— Data about app and page elements —
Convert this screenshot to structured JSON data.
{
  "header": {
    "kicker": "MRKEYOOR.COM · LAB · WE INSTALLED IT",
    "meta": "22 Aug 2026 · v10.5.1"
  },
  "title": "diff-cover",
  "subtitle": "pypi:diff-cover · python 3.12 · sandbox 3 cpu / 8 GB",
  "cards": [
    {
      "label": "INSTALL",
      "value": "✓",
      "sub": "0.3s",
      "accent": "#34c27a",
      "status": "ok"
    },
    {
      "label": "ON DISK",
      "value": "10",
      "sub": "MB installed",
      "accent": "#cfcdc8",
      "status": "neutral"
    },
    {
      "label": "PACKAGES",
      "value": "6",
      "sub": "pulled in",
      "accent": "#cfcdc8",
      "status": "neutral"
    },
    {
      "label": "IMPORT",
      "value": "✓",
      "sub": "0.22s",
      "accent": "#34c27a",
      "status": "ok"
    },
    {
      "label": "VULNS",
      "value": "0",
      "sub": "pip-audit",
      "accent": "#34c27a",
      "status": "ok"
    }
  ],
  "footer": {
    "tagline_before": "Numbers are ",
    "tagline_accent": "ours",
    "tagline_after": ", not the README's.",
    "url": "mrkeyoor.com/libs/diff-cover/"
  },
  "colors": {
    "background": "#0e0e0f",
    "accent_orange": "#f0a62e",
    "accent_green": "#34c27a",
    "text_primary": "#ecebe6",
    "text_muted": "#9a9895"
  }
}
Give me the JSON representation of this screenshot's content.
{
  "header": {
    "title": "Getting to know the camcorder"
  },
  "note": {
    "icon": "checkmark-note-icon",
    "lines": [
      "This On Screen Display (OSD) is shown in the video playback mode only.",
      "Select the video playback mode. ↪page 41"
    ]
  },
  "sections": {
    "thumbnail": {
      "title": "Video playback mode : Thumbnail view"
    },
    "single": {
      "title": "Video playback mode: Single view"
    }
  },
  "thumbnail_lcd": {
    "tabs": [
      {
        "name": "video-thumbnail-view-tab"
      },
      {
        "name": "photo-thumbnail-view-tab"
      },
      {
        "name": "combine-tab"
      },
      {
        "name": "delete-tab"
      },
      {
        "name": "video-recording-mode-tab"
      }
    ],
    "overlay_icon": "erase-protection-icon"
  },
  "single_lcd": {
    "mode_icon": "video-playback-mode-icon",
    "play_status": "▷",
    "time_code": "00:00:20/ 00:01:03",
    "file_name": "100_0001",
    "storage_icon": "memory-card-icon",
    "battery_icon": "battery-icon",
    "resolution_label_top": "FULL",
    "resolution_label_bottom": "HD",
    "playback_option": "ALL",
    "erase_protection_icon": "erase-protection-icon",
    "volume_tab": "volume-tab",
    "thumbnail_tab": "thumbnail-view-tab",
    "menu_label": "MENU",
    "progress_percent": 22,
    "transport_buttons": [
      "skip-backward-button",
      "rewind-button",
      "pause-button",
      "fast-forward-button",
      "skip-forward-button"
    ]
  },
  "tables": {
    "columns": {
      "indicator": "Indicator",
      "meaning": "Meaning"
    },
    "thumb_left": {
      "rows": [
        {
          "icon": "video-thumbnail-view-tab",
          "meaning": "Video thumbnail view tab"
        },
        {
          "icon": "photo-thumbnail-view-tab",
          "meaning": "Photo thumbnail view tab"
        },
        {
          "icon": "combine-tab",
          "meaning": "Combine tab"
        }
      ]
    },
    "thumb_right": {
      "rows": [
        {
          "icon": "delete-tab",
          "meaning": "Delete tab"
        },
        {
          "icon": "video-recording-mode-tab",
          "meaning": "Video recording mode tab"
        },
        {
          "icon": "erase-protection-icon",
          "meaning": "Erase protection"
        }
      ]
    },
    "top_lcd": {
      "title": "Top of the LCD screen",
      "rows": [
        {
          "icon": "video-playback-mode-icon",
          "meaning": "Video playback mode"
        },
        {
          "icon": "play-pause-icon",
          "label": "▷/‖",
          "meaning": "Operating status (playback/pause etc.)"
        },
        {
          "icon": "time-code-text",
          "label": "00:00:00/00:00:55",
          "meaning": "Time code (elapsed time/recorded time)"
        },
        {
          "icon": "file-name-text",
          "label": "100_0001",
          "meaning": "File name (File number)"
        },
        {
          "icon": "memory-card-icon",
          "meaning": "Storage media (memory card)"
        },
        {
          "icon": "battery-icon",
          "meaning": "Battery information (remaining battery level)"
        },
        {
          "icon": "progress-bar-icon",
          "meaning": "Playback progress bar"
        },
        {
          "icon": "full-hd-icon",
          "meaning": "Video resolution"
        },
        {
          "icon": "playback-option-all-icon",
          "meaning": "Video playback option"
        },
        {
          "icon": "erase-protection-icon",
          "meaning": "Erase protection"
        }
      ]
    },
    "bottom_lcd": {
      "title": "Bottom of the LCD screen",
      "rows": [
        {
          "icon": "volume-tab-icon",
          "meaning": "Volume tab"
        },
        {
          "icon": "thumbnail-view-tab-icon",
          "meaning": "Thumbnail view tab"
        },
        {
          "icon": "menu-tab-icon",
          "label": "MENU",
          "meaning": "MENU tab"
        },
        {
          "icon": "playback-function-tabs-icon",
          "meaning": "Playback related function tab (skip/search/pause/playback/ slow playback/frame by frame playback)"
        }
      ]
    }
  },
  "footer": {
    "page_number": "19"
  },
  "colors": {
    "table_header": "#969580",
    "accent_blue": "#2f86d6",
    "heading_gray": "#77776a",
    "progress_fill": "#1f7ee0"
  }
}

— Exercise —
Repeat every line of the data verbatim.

— Exercise solution —
Convert this screenshot to structured JSON data.
{
  "header": {
    "kicker": "MRKEYOOR.COM · LAB · WE INSTALLED IT",
    "meta": "22 Aug 2026 · v10.5.1"
  },
  "title": "diff-cover",
  "subtitle": "pypi:diff-cover · python 3.12 · sandbox 3 cpu / 8 GB",
  "cards": [
    {
      "label": "INSTALL",
      "value": "✓",
      "sub": "0.3s",
      "accent": "#34c27a",
      "status": "ok"
    },
    {
      "label": "ON DISK",
      "value": "10",
      "sub": "MB installed",
      "accent": "#cfcdc8",
      "status": "neutral"
    },
    {
      "label": "PACKAGES",
      "value": "6",
      "sub": "pulled in",
      "accent": "#cfcdc8",
      "status": "neutral"
    },
    {
      "label": "IMPORT",
      "value": "✓",
      "sub": "0.22s",
      "accent": "#34c27a",
      "status": "ok"
    },
    {
      "label": "VULNS",
      "value": "0",
      "sub": "pip-audit",
      "accent": "#34c27a",
      "status": "ok"
    }
  ],
  "footer": {
    "tagline_before": "Numbers are ",
    "tagline_accent": "ours",
    "tagline_after": ", not the README's.",
    "url": "mrkeyoor.com/libs/diff-cover/"
  },
  "colors": {
    "background": "#0e0e0f",
    "accent_orange": "#f0a62e",
    "accent_green": "#34c27a",
    "text_primary": "#ecebe6",
    "text_muted": "#9a9895"
  }
}
Give me the JSON representation of this screenshot's content.
{
  "header": {
    "title": "Getting to know the camcorder"
  },
  "note": {
    "icon": "checkmark-note-icon",
    "lines": [
      "This On Screen Display (OSD) is shown in the video playback mode only.",
      "Select the video playback mode. ↪page 41"
    ]
  },
  "sections": {
    "thumbnail": {
      "title": "Video playback mode : Thumbnail view"
    },
    "single": {
      "title": "Video playback mode: Single view"
    }
  },
  "thumbnail_lcd": {
    "tabs": [
      {
        "name": "video-thumbnail-view-tab"
      },
      {
        "name": "photo-thumbnail-view-tab"
      },
      {
        "name": "combine-tab"
      },
      {
        "name": "delete-tab"
      },
      {
        "name": "video-recording-mode-tab"
      }
    ],
    "overlay_icon": "erase-protection-icon"
  },
  "single_lcd": {
    "mode_icon": "video-playback-mode-icon",
    "play_status": "▷",
    "time_code": "00:00:20/ 00:01:03",
    "file_name": "100_0001",
    "storage_icon": "memory-card-icon",
    "battery_icon": "battery-icon",
    "resolution_label_top": "FULL",
    "resolution_label_bottom": "HD",
    "playback_option": "ALL",
    "erase_protection_icon": "erase-protection-icon",
    "volume_tab": "volume-tab",
    "thumbnail_tab": "thumbnail-view-tab",
    "menu_label": "MENU",
    "progress_percent": 22,
    "transport_buttons": [
      "skip-backward-button",
      "rewind-button",
      "pause-button",
      "fast-forward-button",
      "skip-forward-button"
    ]
  },
  "tables": {
    "columns": {
      "indicator": "Indicator",
      "meaning": "Meaning"
    },
    "thumb_left": {
      "rows": [
        {
          "icon": "video-thumbnail-view-tab",
          "meaning": "Video thumbnail view tab"
        },
        {
          "icon": "photo-thumbnail-view-tab",
          "meaning": "Photo thumbnail view tab"
        },
        {
          "icon": "combine-tab",
          "meaning": "Combine tab"
        }
      ]
    },
    "thumb_right": {
      "rows": [
        {
          "icon": "delete-tab",
          "meaning": "Delete tab"
        },
        {
          "icon": "video-recording-mode-tab",
          "meaning": "Video recording mode tab"
        },
        {
          "icon": "erase-protection-icon",
          "meaning": "Erase protection"
        }
      ]
    },
    "top_lcd": {
      "title": "Top of the LCD screen",
      "rows": [
        {
          "icon": "video-playback-mode-icon",
          "meaning": "Video playback mode"
        },
        {
          "icon": "play-pause-icon",
          "label": "▷/‖",
          "meaning": "Operating status (playback/pause etc.)"
        },
        {
          "icon": "time-code-text",
          "label": "00:00:00/00:00:55",
          "meaning": "Time code (elapsed time/recorded time)"
        },
        {
          "icon": "file-name-text",
          "label": "100_0001",
          "meaning": "File name (File number)"
        },
        {
          "icon": "memory-card-icon",
          "meaning": "Storage media (memory card)"
        },
        {
          "icon": "battery-icon",
          "meaning": "Battery information (remaining battery level)"
        },
        {
          "icon": "progress-bar-icon",
          "meaning": "Playback progress bar"
        },
        {
          "icon": "full-hd-icon",
          "meaning": "Video resolution"
        },
        {
          "icon": "playback-option-all-icon",
          "meaning": "Video playback option"
        },
        {
          "icon": "erase-protection-icon",
          "meaning": "Erase protection"
        }
      ]
    },
    "bottom_lcd": {
      "title": "Bottom of the LCD screen",
      "rows": [
        {
          "icon": "volume-tab-icon",
          "meaning": "Volume tab"
        },
        {
          "icon": "thumbnail-view-tab-icon",
          "meaning": "Thumbnail view tab"
        },
        {
          "icon": "menu-tab-icon",
          "label": "MENU",
          "meaning": "MENU tab"
        },
        {
          "icon": "playback-function-tabs-icon",
          "meaning": "Playback related function tab (skip/search/pause/playback/ slow playback/frame by frame playback)"
        }
      ]
    }
  },
  "footer": {
    "page_number": "19"
  },
  "colors": {
    "table_header": "#969580",
    "accent_blue": "#2f86d6",
    "heading_gray": "#77776a",
    "progress_fill": "#1f7ee0"
  }
}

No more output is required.